Since the guests explained to us that their position is that the Jewish religion must march with the times and be more liberal—for example repeal laws on intermarriage and recognize marriages in which the wife is not Jewish and has not converted—and in other words, get rid of laws which are from a bygone era and which have no place in the world in which we live, I asked for permission to speak.
I told the guests that these were the exact same arguments as those put forth by Paul the Apostle, commonly known as Saint Paul and also known by his Jewish name Saul of Tarsus.
He was one of the central figures in the establishment and spreading of Christianity, who many see to this day as the true founder, and I added: “He too, only wanted to simplify the Jewish religion and adapt in to the spirit of the times.”
There is no need to explain today what the disciples and followers of Saul of Tarsus brought about for Judaism. Expulsion, pogroms, demographic destruction, humiliation and oppression and the murder of millions of Jews has followed since the exile after the destruction of the Second Temple until the Holocaust. Anti-Semitism and hate crimes have never to this very day.
I do not observe all 613 commandments, only a small number of them, such as kashrut (dietary laws) and fast days, but I absolutely object to the religious reforms which are demanded by many Jews who live in the US and in other countries. Obviously, I also categorically reject smaller circles of zealots who do not recognize the State of Israel, in which some of them even live. But these extremists do not represent the Jewish religion and certainly not its foundations.

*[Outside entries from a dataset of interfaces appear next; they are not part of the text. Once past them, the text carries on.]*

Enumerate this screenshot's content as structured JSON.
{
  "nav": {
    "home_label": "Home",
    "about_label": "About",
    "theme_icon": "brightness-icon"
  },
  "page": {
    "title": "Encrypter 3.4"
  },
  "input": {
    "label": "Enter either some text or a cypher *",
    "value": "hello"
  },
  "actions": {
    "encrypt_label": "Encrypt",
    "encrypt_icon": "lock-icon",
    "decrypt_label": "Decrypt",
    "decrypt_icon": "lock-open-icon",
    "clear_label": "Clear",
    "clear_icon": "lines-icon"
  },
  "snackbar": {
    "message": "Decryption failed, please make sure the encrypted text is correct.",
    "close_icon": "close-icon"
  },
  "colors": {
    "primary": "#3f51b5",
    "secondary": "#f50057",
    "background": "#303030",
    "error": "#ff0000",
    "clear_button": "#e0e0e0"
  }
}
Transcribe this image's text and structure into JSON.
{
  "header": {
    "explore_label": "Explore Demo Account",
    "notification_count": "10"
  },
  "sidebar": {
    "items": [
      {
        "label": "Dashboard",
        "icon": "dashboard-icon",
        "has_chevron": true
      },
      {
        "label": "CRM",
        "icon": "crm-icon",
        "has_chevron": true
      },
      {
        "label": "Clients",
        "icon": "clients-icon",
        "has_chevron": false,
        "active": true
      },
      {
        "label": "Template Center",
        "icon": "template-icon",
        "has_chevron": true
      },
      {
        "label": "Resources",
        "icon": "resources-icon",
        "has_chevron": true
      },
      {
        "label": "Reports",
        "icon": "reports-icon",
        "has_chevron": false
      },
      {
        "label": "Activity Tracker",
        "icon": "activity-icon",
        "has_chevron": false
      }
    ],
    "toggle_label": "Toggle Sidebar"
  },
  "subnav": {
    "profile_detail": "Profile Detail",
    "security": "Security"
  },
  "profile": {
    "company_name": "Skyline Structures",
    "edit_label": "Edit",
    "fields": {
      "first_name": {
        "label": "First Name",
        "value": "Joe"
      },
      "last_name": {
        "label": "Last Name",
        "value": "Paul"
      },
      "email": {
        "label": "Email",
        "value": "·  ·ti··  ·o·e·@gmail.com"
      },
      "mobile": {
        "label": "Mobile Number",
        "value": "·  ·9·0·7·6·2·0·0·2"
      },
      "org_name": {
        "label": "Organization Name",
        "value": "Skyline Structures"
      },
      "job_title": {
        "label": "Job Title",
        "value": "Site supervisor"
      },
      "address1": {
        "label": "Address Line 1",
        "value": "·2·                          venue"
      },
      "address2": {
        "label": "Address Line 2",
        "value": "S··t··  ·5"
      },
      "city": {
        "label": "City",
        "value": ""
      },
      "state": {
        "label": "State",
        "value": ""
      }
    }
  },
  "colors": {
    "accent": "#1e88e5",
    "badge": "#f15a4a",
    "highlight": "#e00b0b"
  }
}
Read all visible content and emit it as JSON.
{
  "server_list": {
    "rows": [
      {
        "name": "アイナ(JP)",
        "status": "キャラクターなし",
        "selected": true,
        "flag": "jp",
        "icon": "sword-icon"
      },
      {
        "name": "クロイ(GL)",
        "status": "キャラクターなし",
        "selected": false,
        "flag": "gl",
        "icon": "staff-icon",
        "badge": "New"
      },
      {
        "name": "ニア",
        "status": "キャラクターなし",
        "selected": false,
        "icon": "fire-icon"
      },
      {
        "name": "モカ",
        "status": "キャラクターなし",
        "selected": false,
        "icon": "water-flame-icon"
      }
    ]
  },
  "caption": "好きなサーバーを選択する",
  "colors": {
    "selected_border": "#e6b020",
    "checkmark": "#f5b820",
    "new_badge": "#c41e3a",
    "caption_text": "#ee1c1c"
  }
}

In a poll that was conducted recently by the American Jewish Committee, a deep rift was exposed between Jews living in the US and in Israel. Only 12 percent of the American Jews polled described the relationship between US Jewry and Israel’s Jews as “family” and around one third stated that they felt no felt no closeness with Jews in Israel.
I would add to this poll a few questions that did not appear in it. For example, how many of the American Jews had visited Israel? According to various surveys, fewer than 20 percent have done so. In other words, the majority of them have not even bothered to visit the state of the Jewish people, in which more than 6.5 million of them live today. And how many Reform Jews made Aliyah to Israel? It is better not to mention the numbers.
A vast majority, 90 percent of American Jews who immigrated to Israel—and they are welcome—are Orthodox Zionists who wish to live with their brethren without being required to “fix” their religion.
So what is all the noise about surrounding the joint prayer services at the Western Wall, or surrounding the recognition of converts or other Reform and Conservative marriages? I do not know of any Jew who died as a result of separate prayer services or marriages that took place in the Rabbinate. In my opinion and that of the majority of Israelis—the majority of whom do not observe the commandments at all—this is a tradition of thousands of years, and what is wrong with preserving our ancient tradition?